The diamond polish refers to the quality of a diamond’s surface condition which is a result of the polishing process. However, the polish of a diamond can also be affected by flaws created after the cutting process. Such blemishes are usually referred to as “wear and tear”.
Thus, a diamond’s polish features are located on the surface of a diamond. Flaws inside the diamond on the other hand are graded within the “clarity” category of the 4Cs as inclusions.
A diamond with an “Excellent/Ideal” Polish grade has a very smooth surface that lets the light in and out in the most efficient manner. This way a diamond’s luster is maxed out providing the highest amount of brilliance, fire and scintillation. A diamond with a poorer Polish grade however, can affect a diamond’s light permeability and thus the overall luster of a diamond negatively.
Which polish grade to choose?
As you know, I am a strong advocate of not compromising on the diamond cut. I think that if your budget allows for it, you should always go for an “Excellent/Ideal” cut grade. GIA only gives an “Excellent” cut grade to diamonds that have at least an “Excellent” or “Very Good” polish grade.

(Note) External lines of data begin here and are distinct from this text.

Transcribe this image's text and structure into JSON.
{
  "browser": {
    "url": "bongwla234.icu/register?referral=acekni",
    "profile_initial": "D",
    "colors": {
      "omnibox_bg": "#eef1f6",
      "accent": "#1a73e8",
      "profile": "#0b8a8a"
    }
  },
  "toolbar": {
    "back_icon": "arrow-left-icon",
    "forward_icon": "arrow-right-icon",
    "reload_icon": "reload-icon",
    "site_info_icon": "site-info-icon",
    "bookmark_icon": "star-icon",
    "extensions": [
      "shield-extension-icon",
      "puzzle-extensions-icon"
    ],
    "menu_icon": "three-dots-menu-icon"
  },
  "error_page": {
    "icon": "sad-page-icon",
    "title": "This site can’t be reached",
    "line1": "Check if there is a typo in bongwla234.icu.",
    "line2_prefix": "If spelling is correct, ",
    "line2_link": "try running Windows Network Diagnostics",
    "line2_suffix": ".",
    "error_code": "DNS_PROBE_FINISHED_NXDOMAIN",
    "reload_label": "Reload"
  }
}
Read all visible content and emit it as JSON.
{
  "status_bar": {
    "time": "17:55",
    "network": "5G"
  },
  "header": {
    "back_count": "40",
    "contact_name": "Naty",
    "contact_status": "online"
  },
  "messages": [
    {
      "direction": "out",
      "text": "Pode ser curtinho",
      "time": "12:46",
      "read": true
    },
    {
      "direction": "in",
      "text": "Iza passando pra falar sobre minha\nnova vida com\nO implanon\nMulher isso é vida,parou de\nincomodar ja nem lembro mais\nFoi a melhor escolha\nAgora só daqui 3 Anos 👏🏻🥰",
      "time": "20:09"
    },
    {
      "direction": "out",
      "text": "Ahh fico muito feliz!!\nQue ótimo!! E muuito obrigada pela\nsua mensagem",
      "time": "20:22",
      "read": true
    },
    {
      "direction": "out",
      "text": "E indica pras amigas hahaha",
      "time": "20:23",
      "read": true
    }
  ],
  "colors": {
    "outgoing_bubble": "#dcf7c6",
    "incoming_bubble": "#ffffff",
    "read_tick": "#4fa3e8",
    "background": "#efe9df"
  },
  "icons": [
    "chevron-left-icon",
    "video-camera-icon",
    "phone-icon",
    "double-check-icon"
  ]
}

Now, this might make you think that you should necessarily choose a diamond with an “Excellent” or “Very Good” polish grade. And in fact this is the safest solution. In my own experience of working 2 years in a brick and mortar jewellery store however, I could only distinguish “Excellent” and “Good” polish grades with difficulty and a 10x loupe. In my opinion polish flaws of a diamond with a “Good” polish grade can only rarely be made out with the naked eye.
Thus, there might be diamonds which receive an only “Very Good” cut grade due to the “Good” polish grade. In such a case in which the diamond’s cut grade is only downgraded because of a “Good” polish grade, it would usually still be advisable to go for this stone. Most customers are no diamond experts and might not know the specific reasons for which a diamond does not receive the best cut grade.
You can always contact me and I will be more than happy to help you out!
Which factors influence the polish grade?
The polish quality of a diamond is directly influenced by the polishing process. A better polish grade is achieved by polishing for a longer time and by using a better polishing wheel with diamond dust consisting of particularly fine grain.
The following list contains the most common polish flaws. If you want to know exactly how single polish flaws can affect the polish grade in GIA grading system please click here.
What I would finally like to add is the following: A diamond’s symmetry and polish grades do affect the overall cut grade of a diamond. But the cut itself is more important than the symmetry and especially the polish of a diamond (unless you choose a fair or even poor polish grade). The reason is simply that only an “Excellent” cut grade makes sure that the crown and pavilion angles and the other proportions of a diamond are best suited for refracting the light in the most brilliant way. In great part it is the exact angles and proportions of a diamond that determine the light performance of a diamond.
Thus, if you are faced with having to make a choice between a better symmetry/polish grade or better cut proportions I would strongly advise to go for the better cut proportions.
Many people want to have an “Excellent” grade in cut, symmetry and polish and this is fine. You can usually get a better bang for the buck though, if you choose a “Very Good” symmetry and polish grade. I guarantee that in such a case you will never be able to tell any difference with the naked eye.